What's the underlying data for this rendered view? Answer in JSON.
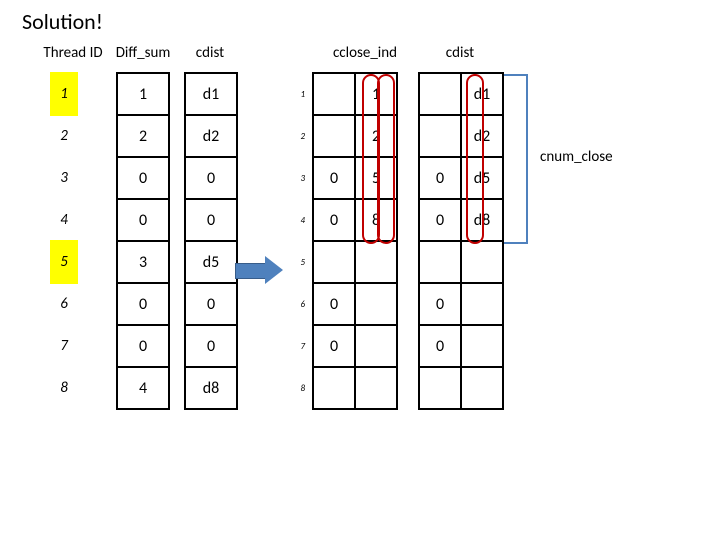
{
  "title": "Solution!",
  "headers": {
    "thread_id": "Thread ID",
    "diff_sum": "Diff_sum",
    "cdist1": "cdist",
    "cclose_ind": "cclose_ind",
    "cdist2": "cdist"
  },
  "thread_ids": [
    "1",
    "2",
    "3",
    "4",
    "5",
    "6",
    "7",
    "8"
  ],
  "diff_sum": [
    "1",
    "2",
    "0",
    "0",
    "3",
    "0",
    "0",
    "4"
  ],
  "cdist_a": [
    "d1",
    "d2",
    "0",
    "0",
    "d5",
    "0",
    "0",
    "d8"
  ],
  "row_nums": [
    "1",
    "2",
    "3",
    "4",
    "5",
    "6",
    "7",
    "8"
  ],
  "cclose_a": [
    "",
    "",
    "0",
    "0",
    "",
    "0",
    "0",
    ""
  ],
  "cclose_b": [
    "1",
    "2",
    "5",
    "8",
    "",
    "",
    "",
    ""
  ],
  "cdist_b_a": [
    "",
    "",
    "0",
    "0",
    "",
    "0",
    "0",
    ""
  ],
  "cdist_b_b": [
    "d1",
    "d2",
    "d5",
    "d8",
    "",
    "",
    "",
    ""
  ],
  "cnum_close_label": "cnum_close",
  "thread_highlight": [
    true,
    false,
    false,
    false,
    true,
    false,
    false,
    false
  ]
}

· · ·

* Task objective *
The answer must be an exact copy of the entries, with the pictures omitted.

* Exercise output *
What's the underlying data for this rendered view? Answer in JSON.
{
  "title": "Solution!",
  "headers": {
    "thread_id": "Thread ID",
    "diff_sum": "Diff_sum",
    "cdist1": "cdist",
    "cclose_ind": "cclose_ind",
    "cdist2": "cdist"
  },
  "thread_ids": [
    "1",
    "2",
    "3",
    "4",
    "5",
    "6",
    "7",
    "8"
  ],
  "diff_sum": [
    "1",
    "2",
    "0",
    "0",
    "3",
    "0",
    "0",
    "4"
  ],
  "cdist_a": [
    "d1",
    "d2",
    "0",
    "0",
    "d5",
    "0",
    "0",
    "d8"
  ],
  "row_nums": [
    "1",
    "2",
    "3",
    "4",
    "5",
    "6",
    "7",
    "8"
  ],
  "cclose_a": [
    "",
    "",
    "0",
    "0",
    "",
    "0",
    "0",
    ""
  ],
  "cclose_b": [
    "1",
    "2",
    "5",
    "8",
    "",
    "",
    "",
    ""
  ],
  "cdist_b_a": [
    "",
    "",
    "0",
    "0",
    "",
    "0",
    "0",
    ""
  ],
  "cdist_b_b": [
    "d1",
    "d2",
    "d5",
    "d8",
    "",
    "",
    "",
    ""
  ],
  "cnum_close_label": "cnum_close",
  "thread_highlight": [
    true,
    false,
    false,
    false,
    true,
    false,
    false,
    false
  ]
}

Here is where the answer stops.